WASHINGTON (Reuters) -
U.S. Senator Marco Rubio (R-FL). (Reuters/Marcos Brindicci)

Republican Senator Marco Rubio, in a move that may undercut his party’s message about their recent tax overhaul ahead of the 2018 midterm elections, told the Economist magazine there is “no evidence whatsoever” the law significantly helped American workers.

“There is still a lot of thinking on the right that if big corporations are happy, they’re going to take the money they’re saving and reinvest it in American workers,” Rubio said in an interview.

“In fact they bought back shares, a few gave out bonuses; there’s no evidence whatsoever that the money’s been massively poured back into the American worker.”

Rubio’s office did not immediately respond to a request for comment.

The tax overhaul, which sailed through the Republican-controlled U.S. Congress in December without Democratic support, permanently cut the top corporate rate to 21 percent from 35 percent.

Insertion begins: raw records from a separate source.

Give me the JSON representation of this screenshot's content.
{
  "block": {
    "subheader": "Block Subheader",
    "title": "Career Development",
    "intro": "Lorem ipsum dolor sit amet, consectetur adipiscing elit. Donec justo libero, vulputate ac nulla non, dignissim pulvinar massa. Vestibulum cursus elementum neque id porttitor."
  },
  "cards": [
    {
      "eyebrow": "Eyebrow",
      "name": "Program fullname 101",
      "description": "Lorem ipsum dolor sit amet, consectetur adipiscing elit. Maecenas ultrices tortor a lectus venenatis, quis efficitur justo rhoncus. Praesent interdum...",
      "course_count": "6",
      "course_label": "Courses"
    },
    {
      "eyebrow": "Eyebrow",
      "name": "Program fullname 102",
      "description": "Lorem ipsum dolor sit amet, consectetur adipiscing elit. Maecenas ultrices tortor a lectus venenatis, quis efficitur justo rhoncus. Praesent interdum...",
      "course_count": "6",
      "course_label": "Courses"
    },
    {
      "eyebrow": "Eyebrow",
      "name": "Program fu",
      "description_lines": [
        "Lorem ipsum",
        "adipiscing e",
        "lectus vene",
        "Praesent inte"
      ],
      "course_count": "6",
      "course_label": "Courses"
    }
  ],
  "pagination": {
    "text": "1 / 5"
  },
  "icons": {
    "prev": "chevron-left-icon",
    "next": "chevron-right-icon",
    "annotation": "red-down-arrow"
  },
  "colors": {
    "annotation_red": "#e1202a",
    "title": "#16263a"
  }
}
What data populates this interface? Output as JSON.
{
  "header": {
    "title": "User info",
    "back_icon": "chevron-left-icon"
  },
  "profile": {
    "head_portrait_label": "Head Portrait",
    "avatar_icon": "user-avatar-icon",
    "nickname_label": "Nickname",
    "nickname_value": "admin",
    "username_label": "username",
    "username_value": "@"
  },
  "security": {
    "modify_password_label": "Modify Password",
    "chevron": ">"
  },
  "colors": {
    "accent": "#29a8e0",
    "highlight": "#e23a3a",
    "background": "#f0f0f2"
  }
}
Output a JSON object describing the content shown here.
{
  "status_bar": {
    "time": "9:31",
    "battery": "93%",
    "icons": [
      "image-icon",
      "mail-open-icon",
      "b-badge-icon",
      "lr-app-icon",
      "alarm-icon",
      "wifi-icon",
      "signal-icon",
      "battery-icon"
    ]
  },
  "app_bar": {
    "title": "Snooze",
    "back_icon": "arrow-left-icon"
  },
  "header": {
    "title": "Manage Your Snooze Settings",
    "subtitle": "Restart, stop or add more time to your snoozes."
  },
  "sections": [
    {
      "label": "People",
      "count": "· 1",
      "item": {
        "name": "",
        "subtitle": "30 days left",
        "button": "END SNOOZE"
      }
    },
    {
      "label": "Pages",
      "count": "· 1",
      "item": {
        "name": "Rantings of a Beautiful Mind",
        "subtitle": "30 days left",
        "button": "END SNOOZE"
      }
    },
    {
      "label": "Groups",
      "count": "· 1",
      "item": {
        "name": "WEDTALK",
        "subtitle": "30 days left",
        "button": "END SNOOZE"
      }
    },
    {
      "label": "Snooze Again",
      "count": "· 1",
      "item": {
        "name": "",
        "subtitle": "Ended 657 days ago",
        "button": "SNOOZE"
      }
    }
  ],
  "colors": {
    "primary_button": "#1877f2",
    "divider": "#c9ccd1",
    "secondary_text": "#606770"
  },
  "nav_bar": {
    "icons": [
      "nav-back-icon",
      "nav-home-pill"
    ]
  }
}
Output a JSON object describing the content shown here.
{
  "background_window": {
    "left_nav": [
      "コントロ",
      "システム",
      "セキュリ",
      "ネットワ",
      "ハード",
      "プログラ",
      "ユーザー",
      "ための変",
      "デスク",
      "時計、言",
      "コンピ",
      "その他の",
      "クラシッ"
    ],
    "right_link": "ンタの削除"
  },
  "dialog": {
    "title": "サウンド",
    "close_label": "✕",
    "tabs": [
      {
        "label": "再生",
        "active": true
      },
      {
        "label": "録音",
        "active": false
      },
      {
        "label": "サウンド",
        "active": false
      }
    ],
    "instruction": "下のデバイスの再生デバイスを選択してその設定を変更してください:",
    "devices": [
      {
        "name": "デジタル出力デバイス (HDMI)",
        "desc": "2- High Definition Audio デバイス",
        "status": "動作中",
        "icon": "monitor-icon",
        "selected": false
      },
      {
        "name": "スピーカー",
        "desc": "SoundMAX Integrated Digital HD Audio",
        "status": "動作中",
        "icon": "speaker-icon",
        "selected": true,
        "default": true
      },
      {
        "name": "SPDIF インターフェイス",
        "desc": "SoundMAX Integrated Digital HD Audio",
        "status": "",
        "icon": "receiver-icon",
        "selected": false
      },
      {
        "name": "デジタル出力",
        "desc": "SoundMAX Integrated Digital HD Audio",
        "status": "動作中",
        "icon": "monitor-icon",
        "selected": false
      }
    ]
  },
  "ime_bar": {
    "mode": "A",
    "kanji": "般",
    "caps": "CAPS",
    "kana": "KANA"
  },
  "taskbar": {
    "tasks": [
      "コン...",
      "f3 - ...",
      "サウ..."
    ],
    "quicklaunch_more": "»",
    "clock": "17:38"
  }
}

Tax cuts for individuals, however, are temporary and expire after 2025.

Republicans, including President Donald Trump, have said their tax overhaul will lead to more take-home pay for workers and have touted the bonuses some workers received from their employers as evidence the law is working. Rubio voted for the proposal even though he had lobbied party leaders for a larger child tax credit.

The tax law is Republicans’ only significant legislative achievement since Mr. Trump took office to tout as they head into the midterms, when all 435 seats in the U.S. House of Representatives and a third of the 100-member Senate’s seats are being contested.